> [TASK INSTRUCTIONS]
Keep only the lines of the material below that contain the word "true". Copy those lines.

** Opening THE INPUT block **

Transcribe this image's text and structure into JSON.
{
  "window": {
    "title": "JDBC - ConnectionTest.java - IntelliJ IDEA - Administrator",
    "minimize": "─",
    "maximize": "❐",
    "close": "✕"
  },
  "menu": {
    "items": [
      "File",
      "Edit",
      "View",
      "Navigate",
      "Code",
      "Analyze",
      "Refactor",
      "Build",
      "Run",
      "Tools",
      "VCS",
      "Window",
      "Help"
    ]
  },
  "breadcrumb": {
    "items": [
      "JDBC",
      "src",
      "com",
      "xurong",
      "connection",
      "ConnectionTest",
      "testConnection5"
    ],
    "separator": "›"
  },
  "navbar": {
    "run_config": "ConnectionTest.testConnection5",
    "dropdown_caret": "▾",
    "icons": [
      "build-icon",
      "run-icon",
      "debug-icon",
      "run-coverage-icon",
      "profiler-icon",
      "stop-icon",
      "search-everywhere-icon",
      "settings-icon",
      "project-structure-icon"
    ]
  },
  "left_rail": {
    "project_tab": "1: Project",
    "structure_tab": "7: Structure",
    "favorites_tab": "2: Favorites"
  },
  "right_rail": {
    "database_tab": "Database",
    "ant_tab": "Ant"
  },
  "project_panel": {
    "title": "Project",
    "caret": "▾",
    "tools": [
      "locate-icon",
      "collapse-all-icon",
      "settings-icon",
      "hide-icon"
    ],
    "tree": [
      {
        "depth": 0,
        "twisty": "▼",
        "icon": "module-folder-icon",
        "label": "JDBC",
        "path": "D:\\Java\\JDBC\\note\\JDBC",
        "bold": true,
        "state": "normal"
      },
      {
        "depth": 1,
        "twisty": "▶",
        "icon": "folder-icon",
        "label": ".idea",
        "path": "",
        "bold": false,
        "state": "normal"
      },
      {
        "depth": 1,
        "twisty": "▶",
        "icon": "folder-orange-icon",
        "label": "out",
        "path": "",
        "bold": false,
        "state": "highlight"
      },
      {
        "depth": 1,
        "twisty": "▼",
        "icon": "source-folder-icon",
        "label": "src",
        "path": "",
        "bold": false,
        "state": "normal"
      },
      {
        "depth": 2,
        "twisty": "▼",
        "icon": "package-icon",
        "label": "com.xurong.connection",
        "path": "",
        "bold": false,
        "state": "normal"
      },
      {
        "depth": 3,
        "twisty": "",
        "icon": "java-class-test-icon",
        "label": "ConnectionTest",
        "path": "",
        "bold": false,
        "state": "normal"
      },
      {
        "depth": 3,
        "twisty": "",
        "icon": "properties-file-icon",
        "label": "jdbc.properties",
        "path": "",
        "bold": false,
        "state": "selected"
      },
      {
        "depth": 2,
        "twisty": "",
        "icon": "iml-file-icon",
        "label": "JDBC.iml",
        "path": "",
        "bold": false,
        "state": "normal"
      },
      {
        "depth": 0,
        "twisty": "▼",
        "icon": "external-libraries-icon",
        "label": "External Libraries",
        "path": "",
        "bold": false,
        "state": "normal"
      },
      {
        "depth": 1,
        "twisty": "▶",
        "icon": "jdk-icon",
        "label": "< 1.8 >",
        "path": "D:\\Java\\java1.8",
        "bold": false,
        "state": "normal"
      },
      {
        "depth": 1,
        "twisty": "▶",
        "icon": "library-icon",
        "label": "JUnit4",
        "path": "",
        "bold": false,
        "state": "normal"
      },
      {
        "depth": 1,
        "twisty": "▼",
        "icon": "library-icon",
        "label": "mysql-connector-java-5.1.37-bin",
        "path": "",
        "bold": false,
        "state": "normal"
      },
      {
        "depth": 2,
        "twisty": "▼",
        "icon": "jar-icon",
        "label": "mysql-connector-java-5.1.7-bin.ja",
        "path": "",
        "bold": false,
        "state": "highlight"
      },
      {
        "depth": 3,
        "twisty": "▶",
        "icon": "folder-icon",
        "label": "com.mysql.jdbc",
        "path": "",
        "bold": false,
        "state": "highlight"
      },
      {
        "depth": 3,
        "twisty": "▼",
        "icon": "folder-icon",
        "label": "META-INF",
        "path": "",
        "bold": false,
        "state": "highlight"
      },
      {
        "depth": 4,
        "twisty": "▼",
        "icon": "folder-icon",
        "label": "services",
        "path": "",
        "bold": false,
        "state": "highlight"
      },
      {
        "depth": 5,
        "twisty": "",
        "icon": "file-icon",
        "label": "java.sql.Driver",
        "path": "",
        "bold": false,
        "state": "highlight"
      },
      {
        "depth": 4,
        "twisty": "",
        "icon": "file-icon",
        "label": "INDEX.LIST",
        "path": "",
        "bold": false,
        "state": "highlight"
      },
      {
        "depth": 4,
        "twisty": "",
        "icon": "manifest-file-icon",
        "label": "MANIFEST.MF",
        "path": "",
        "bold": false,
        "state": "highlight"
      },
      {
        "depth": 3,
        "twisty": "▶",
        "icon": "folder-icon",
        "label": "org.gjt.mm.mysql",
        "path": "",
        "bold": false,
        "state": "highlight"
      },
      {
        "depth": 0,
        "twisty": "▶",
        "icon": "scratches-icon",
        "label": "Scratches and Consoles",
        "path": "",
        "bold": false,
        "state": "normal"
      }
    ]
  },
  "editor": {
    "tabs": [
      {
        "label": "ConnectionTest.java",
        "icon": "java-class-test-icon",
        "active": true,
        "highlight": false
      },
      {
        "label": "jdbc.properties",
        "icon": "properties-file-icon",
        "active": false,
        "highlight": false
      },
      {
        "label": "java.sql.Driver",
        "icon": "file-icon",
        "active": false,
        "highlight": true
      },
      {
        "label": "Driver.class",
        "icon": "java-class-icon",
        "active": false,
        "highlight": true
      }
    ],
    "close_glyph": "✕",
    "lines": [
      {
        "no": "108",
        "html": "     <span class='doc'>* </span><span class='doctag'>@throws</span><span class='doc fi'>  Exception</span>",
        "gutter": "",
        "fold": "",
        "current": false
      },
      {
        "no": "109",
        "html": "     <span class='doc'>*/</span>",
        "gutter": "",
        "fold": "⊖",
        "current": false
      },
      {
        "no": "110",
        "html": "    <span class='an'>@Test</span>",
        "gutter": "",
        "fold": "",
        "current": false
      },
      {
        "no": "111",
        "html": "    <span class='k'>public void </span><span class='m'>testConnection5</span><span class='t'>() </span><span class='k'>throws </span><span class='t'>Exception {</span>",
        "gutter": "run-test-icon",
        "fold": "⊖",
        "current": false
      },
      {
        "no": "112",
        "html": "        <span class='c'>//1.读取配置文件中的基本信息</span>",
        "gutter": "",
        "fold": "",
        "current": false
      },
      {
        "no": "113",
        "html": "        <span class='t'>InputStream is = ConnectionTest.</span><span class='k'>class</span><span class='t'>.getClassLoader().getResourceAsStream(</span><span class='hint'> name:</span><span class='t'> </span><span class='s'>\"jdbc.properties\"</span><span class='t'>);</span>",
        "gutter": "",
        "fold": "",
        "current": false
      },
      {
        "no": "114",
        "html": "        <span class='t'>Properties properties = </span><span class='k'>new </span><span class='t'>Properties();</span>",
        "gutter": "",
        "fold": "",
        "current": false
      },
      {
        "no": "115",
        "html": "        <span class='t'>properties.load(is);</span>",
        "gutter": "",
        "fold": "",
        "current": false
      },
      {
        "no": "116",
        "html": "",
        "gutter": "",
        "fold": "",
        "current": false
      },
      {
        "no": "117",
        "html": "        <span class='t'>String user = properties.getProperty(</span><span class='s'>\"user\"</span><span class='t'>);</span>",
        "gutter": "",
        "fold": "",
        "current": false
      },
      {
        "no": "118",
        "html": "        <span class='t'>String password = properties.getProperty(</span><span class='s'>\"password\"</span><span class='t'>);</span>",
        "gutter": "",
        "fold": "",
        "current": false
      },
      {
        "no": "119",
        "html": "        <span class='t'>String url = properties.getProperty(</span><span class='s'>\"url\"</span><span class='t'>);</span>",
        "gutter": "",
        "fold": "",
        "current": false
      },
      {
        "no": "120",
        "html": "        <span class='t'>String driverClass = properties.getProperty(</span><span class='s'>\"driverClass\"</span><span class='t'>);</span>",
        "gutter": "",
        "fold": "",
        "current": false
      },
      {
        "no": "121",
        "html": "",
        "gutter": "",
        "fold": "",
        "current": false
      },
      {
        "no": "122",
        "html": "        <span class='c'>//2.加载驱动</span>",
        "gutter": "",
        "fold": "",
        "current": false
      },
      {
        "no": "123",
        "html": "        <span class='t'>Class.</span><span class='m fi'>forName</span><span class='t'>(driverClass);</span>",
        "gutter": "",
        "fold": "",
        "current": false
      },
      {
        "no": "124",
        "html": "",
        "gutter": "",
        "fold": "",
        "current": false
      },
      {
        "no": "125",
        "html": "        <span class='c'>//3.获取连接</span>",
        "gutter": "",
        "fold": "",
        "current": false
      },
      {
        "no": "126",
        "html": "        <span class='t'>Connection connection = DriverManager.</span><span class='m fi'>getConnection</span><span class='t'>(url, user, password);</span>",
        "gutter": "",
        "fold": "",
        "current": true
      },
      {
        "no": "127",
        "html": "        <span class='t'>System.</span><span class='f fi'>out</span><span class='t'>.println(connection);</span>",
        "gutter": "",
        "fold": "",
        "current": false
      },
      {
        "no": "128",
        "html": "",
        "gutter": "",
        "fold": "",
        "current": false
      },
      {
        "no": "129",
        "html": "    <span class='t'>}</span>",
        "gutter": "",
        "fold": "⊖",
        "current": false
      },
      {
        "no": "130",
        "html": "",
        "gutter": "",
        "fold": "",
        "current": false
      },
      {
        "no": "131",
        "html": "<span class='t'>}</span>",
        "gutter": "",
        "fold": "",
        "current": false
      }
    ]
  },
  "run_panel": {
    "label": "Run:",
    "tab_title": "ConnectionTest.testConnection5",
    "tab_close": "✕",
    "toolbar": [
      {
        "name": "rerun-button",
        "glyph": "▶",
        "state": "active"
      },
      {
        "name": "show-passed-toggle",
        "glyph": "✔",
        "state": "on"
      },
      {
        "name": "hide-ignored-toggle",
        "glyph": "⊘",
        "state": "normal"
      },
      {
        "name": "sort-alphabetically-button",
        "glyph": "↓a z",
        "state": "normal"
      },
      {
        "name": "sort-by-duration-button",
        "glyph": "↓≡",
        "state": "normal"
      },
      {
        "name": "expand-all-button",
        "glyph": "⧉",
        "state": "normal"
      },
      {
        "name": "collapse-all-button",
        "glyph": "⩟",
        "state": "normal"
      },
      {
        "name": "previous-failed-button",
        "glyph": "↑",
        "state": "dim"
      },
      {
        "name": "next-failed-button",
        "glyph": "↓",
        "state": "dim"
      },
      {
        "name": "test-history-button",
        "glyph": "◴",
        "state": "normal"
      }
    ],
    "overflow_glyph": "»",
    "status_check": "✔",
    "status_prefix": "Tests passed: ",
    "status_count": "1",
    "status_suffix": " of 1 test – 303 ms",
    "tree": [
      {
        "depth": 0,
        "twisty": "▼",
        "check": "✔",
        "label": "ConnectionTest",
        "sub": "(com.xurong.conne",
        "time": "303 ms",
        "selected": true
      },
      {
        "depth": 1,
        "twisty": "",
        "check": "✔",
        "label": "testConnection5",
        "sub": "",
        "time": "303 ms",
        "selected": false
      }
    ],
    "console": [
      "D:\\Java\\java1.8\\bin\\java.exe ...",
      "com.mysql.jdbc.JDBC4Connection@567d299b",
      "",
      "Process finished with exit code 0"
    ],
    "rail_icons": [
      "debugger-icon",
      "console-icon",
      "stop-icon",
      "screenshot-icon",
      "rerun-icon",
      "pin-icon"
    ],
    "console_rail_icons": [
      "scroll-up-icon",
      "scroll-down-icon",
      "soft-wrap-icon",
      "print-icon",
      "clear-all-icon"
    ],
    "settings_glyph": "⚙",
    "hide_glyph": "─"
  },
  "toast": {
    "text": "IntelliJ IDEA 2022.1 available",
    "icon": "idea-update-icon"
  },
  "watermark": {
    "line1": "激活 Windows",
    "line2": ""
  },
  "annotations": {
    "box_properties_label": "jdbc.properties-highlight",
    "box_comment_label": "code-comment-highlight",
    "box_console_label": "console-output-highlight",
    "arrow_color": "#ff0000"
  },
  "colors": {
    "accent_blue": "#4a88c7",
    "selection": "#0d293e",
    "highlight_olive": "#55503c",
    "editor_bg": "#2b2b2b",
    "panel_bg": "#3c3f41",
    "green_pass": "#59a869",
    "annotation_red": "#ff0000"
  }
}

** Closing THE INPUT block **

> [ANSWER AREA]
        "bold": true,
        "active": true,
        "highlight": true
        "highlight": true
        "current": true
        "selected": true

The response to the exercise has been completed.